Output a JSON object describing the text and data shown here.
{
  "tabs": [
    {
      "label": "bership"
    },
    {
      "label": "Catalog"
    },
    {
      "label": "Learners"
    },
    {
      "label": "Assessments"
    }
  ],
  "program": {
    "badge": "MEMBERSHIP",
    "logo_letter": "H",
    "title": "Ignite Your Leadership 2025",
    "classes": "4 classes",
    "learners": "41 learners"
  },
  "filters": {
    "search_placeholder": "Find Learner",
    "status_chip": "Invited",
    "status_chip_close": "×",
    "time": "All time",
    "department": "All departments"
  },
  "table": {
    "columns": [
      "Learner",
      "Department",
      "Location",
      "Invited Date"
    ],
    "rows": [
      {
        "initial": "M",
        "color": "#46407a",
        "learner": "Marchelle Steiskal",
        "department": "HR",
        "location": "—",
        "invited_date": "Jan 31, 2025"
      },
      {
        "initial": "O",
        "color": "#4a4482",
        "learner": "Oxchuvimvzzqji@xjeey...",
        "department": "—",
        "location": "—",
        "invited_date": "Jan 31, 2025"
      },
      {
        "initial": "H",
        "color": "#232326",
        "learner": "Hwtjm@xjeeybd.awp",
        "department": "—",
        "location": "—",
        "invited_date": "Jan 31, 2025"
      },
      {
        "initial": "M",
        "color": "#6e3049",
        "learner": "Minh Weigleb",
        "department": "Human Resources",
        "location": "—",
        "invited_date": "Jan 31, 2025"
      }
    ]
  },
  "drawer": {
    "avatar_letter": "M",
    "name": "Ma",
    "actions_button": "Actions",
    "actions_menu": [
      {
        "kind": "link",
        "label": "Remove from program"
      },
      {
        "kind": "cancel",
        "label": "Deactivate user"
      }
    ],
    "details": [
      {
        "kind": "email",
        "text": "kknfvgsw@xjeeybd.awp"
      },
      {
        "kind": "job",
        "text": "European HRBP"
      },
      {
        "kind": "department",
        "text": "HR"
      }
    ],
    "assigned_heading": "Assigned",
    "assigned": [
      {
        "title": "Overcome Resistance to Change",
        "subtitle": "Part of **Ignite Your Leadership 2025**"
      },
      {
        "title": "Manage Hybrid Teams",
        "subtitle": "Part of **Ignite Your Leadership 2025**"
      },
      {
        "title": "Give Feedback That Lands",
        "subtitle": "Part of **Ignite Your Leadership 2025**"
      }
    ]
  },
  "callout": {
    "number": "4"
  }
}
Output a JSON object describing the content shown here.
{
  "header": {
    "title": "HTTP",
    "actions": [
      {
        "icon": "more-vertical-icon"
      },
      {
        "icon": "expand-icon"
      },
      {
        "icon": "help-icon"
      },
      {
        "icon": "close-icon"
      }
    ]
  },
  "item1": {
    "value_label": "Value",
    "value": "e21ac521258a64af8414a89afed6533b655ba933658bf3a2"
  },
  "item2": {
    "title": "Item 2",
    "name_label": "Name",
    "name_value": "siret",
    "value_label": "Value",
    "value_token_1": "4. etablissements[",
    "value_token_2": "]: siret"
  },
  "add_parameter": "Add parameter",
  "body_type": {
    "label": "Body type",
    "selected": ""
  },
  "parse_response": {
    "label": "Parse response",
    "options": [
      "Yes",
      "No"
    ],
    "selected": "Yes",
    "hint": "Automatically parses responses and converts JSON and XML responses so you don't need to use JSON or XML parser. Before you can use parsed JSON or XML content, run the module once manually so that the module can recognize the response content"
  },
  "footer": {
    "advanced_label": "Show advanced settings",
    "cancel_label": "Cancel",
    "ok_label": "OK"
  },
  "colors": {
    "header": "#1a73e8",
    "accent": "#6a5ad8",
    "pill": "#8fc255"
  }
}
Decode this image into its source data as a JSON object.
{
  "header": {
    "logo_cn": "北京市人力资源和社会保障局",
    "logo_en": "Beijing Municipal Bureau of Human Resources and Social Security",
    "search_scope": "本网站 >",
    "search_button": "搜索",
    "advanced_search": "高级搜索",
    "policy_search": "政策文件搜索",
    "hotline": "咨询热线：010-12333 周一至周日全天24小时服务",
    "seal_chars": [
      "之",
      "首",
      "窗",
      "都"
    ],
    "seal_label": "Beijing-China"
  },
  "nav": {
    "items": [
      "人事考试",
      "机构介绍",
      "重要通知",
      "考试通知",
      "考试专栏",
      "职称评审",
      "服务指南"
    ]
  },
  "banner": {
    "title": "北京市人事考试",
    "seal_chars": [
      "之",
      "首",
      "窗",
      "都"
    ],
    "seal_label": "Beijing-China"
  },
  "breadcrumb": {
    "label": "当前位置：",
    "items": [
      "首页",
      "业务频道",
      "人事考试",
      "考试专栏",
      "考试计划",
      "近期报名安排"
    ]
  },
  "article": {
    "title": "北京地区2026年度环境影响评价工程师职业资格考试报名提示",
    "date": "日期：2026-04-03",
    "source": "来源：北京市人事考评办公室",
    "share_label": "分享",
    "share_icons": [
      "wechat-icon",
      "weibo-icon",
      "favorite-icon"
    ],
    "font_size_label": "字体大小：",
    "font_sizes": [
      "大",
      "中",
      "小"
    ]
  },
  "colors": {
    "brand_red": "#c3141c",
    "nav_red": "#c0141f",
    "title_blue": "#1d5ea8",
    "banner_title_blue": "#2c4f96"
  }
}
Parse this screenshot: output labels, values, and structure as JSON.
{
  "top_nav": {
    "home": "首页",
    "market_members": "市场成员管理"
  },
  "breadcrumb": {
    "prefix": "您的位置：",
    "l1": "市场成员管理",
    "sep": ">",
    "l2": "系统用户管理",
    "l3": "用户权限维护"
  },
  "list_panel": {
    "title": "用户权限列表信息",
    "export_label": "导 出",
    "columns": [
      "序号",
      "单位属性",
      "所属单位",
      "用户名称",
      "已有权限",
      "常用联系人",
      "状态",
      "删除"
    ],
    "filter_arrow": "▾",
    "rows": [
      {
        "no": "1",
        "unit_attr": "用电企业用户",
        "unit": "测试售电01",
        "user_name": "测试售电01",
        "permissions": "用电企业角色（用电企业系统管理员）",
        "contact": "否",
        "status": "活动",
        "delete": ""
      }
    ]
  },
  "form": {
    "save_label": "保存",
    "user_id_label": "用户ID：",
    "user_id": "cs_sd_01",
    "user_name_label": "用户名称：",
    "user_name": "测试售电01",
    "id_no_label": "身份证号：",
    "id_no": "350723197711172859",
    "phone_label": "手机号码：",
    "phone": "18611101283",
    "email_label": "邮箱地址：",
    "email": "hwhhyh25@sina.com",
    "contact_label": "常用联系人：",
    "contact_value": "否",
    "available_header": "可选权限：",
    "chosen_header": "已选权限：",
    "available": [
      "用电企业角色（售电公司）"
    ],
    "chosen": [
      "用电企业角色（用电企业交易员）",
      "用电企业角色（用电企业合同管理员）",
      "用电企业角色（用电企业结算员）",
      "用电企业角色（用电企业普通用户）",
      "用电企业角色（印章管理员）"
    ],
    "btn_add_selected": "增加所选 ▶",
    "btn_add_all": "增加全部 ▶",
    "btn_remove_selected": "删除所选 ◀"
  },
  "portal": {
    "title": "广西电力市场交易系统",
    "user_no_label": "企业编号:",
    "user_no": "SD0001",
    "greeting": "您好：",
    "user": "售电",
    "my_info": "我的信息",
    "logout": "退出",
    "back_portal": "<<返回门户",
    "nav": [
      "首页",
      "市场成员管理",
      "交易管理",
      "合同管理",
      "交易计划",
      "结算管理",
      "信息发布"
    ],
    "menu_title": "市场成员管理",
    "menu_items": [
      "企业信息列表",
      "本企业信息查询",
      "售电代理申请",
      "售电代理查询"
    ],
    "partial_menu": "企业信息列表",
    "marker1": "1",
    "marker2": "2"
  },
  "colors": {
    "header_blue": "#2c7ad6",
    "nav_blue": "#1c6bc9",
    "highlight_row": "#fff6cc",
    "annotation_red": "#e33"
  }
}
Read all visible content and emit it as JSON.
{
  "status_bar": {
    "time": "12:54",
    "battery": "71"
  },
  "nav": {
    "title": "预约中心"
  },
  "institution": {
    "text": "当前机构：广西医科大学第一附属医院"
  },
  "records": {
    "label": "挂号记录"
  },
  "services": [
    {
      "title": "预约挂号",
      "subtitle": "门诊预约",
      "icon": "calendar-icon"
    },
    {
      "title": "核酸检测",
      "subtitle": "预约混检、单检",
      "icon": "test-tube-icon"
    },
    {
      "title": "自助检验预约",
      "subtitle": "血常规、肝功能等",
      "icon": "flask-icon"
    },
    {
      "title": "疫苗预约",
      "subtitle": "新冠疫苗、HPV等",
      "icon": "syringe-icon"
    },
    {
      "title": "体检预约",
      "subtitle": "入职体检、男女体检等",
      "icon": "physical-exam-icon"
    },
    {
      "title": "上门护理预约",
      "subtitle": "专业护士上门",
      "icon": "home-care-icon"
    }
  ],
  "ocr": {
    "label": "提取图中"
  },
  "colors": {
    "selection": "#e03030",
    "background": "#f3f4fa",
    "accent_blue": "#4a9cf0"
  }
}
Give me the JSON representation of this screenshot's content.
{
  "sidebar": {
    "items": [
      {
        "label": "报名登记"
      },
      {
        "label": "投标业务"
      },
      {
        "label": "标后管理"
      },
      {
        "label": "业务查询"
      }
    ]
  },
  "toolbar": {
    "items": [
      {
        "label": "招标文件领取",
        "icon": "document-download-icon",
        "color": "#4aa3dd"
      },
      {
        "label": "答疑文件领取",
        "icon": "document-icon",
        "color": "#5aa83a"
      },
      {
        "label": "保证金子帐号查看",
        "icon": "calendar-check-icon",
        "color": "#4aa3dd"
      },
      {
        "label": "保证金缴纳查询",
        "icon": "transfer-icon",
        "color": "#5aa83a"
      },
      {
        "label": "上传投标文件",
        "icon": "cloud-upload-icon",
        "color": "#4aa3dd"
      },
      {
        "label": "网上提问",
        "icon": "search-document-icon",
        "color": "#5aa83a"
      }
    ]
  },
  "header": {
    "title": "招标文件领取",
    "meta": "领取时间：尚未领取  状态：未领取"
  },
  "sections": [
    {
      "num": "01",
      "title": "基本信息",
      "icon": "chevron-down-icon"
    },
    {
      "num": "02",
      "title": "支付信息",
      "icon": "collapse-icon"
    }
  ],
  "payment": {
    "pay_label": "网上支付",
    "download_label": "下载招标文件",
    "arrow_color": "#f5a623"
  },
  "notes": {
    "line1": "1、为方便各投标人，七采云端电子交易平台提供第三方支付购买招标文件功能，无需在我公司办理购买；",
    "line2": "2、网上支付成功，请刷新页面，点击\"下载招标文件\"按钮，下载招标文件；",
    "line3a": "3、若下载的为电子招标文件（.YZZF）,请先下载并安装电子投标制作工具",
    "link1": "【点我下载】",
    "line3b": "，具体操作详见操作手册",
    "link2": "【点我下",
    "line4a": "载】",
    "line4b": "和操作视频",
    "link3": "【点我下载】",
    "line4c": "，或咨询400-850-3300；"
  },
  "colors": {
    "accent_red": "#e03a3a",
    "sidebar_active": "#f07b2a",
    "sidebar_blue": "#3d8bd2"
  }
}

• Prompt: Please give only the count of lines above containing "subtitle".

• Response to this exercise: 9